_Assignment:_ Exact reproduction of all the entries is required, without any of their pictures.

_Task data:_

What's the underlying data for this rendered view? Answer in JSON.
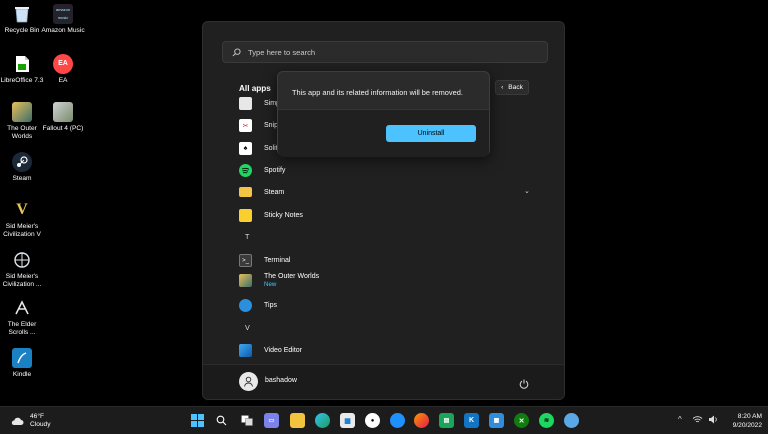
{
  "desktop": {
    "icons": [
      {
        "label": "Recycle Bin",
        "icon": "recycle-bin-icon"
      },
      {
        "label": "Amazon Music",
        "icon": "amazon-music-icon",
        "badge": "amazon music"
      },
      {
        "label": "LibreOffice 7.3",
        "icon": "libreoffice-icon"
      },
      {
        "label": "EA",
        "icon": "ea-icon",
        "badge": "EA"
      },
      {
        "label": "The Outer Worlds",
        "icon": "outer-worlds-icon"
      },
      {
        "label": "Fallout 4 (PC)",
        "icon": "fallout-icon"
      },
      {
        "label": "Steam",
        "icon": "steam-icon"
      },
      {
        "label": "Sid Meier's Civilization V",
        "icon": "civilization-v-icon",
        "badge": "V"
      },
      {
        "label": "Sid Meier's Civilization ...",
        "icon": "civilization-icon"
      },
      {
        "label": "The Elder Scrolls ...",
        "icon": "elder-scrolls-icon"
      },
      {
        "label": "Kindle",
        "icon": "kindle-icon"
      }
    ]
  },
  "start_menu": {
    "search_placeholder": "Type here to search",
    "all_apps_title": "All apps",
    "back_label": "Back",
    "apps": [
      {
        "label": "Simp",
        "icon": "simplenote-icon"
      },
      {
        "label": "Snip",
        "icon": "snipping-tool-icon"
      },
      {
        "label": "Solit",
        "icon": "solitaire-icon"
      },
      {
        "label": "Spotify",
        "icon": "spotify-icon"
      },
      {
        "label": "Steam",
        "icon": "folder-icon"
      },
      {
        "label": "Sticky Notes",
        "icon": "sticky-notes-icon"
      },
      {
        "label": "Terminal",
        "icon": "terminal-icon"
      },
      {
        "label": "The Outer Worlds",
        "sub": "New",
        "icon": "outer-worlds-icon"
      },
      {
        "label": "Tips",
        "icon": "tips-icon"
      },
      {
        "label": "Video Editor",
        "icon": "video-editor-icon"
      }
    ],
    "letters": [
      "T",
      "V"
    ],
    "user_name": "bashadow"
  },
  "dialog": {
    "message": "This app and its related information will be removed.",
    "button_label": "Uninstall"
  },
  "taskbar": {
    "weather_temp": "46°F",
    "weather_desc": "Cloudy",
    "time": "8:20 AM",
    "date": "9/20/2022"
  },
  "colors": {
    "accent": "#4cc2ff",
    "start_bg": "#202020",
    "taskbar_bg": "#1c1c1c"
  }
}
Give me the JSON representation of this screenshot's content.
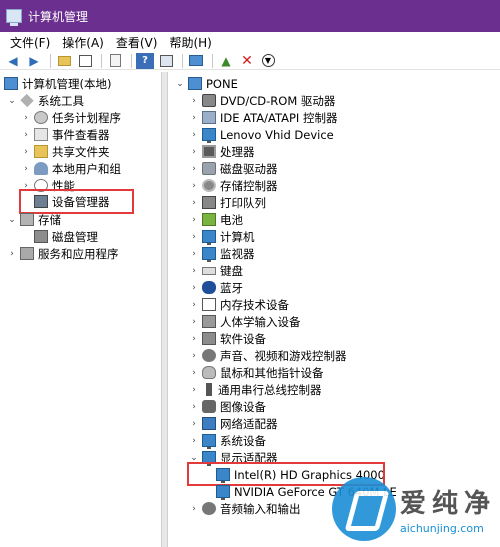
{
  "window": {
    "title": "计算机管理"
  },
  "menu": [
    "文件(F)",
    "操作(A)",
    "查看(V)",
    "帮助(H)"
  ],
  "toolbar_icons": [
    "back-arrow-icon",
    "forward-arrow-icon",
    "up-folder-icon",
    "show-tree-icon",
    "properties-icon",
    "help-icon",
    "view-icon",
    "monitor-icon",
    "add-driver-icon",
    "uninstall-icon",
    "download-icon"
  ],
  "left_tree": {
    "root": "计算机管理(本地)",
    "system_tools": "系统工具",
    "items": [
      "任务计划程序",
      "事件查看器",
      "共享文件夹",
      "本地用户和组",
      "性能",
      "设备管理器"
    ],
    "storage": "存储",
    "disk_mgmt": "磁盘管理",
    "services": "服务和应用程序"
  },
  "right_tree": {
    "root": "PONE",
    "categories": [
      "DVD/CD-ROM 驱动器",
      "IDE ATA/ATAPI 控制器",
      "Lenovo Vhid Device",
      "处理器",
      "磁盘驱动器",
      "存储控制器",
      "打印队列",
      "电池",
      "计算机",
      "监视器",
      "键盘",
      "蓝牙",
      "内存技术设备",
      "人体学输入设备",
      "软件设备",
      "声音、视频和游戏控制器",
      "鼠标和其他指针设备",
      "通用串行总线控制器",
      "图像设备",
      "网络适配器",
      "系统设备",
      "显示适配器"
    ],
    "display_children": [
      "Intel(R) HD Graphics 4000",
      "NVIDIA GeForce GT 640M LE"
    ],
    "last": "音频输入和输出"
  },
  "watermark": {
    "cn": "爱纯净",
    "url": "aichunjing.com"
  },
  "colors": {
    "titlebar": "#6a2f8f",
    "highlight": "#e23a3a"
  }
}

_Result:_
What's the underlying data for this rendered view? Answer in JSON.
{
  "desktop": {
    "icons": [
      {
        "label": "Recycle Bin",
        "icon": "recycle-bin-icon"
      },
      {
        "label": "Amazon Music",
        "icon": "amazon-music-icon",
        "badge": "amazon music"
      },
      {
        "label": "LibreOffice 7.3",
        "icon": "libreoffice-icon"
      },
      {
        "label": "EA",
        "icon": "ea-icon",
        "badge": "EA"
      },
      {
        "label": "The Outer Worlds",
        "icon": "outer-worlds-icon"
      },
      {
        "label": "Fallout 4 (PC)",
        "icon": "fallout-icon"
      },
      {
        "label": "Steam",
        "icon": "steam-icon"
      },
      {
        "label": "Sid Meier's Civilization V",
        "icon": "civilization-v-icon",
        "badge": "V"
      },
      {
        "label": "Sid Meier's Civilization ...",
        "icon": "civilization-icon"
      },
      {
        "label": "The Elder Scrolls ...",
        "icon": "elder-scrolls-icon"
      },
      {
        "label": "Kindle",
        "icon": "kindle-icon"
      }
    ]
  },
  "start_menu": {
    "search_placeholder": "Type here to search",
    "all_apps_title": "All apps",
    "back_label": "Back",
    "apps": [
      {
        "label": "Simp",
        "icon": "simplenote-icon"
      },
      {
        "label": "Snip",
        "icon": "snipping-tool-icon"
      },
      {
        "label": "Solit",
        "icon": "solitaire-icon"
      },
      {
        "label": "Spotify",
        "icon": "spotify-icon"
      },
      {
        "label": "Steam",
        "icon": "folder-icon"
      },
      {
        "label": "Sticky Notes",
        "icon": "sticky-notes-icon"
      },
      {
        "label": "Terminal",
        "icon": "terminal-icon"
      },
      {
        "label": "The Outer Worlds",
        "sub": "New",
        "icon": "outer-worlds-icon"
      },
      {
        "label": "Tips",
        "icon": "tips-icon"
      },
      {
        "label": "Video Editor",
        "icon": "video-editor-icon"
      }
    ],
    "letters": [
      "T",
      "V"
    ],
    "user_name": "bashadow"
  },
  "dialog": {
    "message": "This app and its related information will be removed.",
    "button_label": "Uninstall"
  },
  "taskbar": {
    "weather_temp": "46°F",
    "weather_desc": "Cloudy",
    "time": "8:20 AM",
    "date": "9/20/2022"
  },
  "colors": {
    "accent": "#4cc2ff",
    "start_bg": "#202020",
    "taskbar_bg": "#1c1c1c"
  }
}
Give me the JSON representation of this screenshot's content.
{
  "window": {
    "title": "计算机管理"
  },
  "menu": [
    "文件(F)",
    "操作(A)",
    "查看(V)",
    "帮助(H)"
  ],
  "toolbar_icons": [
    "back-arrow-icon",
    "forward-arrow-icon",
    "up-folder-icon",
    "show-tree-icon",
    "properties-icon",
    "help-icon",
    "view-icon",
    "monitor-icon",
    "add-driver-icon",
    "uninstall-icon",
    "download-icon"
  ],
  "left_tree": {
    "root": "计算机管理(本地)",
    "system_tools": "系统工具",
    "items": [
      "任务计划程序",
      "事件查看器",
      "共享文件夹",
      "本地用户和组",
      "性能",
      "设备管理器"
    ],
    "storage": "存储",
    "disk_mgmt": "磁盘管理",
    "services": "服务和应用程序"
  },
  "right_tree": {
    "root": "PONE",
    "categories": [
      "DVD/CD-ROM 驱动器",
      "IDE ATA/ATAPI 控制器",
      "Lenovo Vhid Device",
      "处理器",
      "磁盘驱动器",
      "存储控制器",
      "打印队列",
      "电池",
      "计算机",
      "监视器",
      "键盘",
      "蓝牙",
      "内存技术设备",
      "人体学输入设备",
      "软件设备",
      "声音、视频和游戏控制器",
      "鼠标和其他指针设备",
      "通用串行总线控制器",
      "图像设备",
      "网络适配器",
      "系统设备",
      "显示适配器"
    ],
    "display_children": [
      "Intel(R) HD Graphics 4000",
      "NVIDIA GeForce GT 640M LE"
    ],
    "last": "音频输入和输出"
  },
  "watermark": {
    "cn": "爱纯净",
    "url": "aichunjing.com"
  },
  "colors": {
    "titlebar": "#6a2f8f",
    "highlight": "#e23a3a"
  }
}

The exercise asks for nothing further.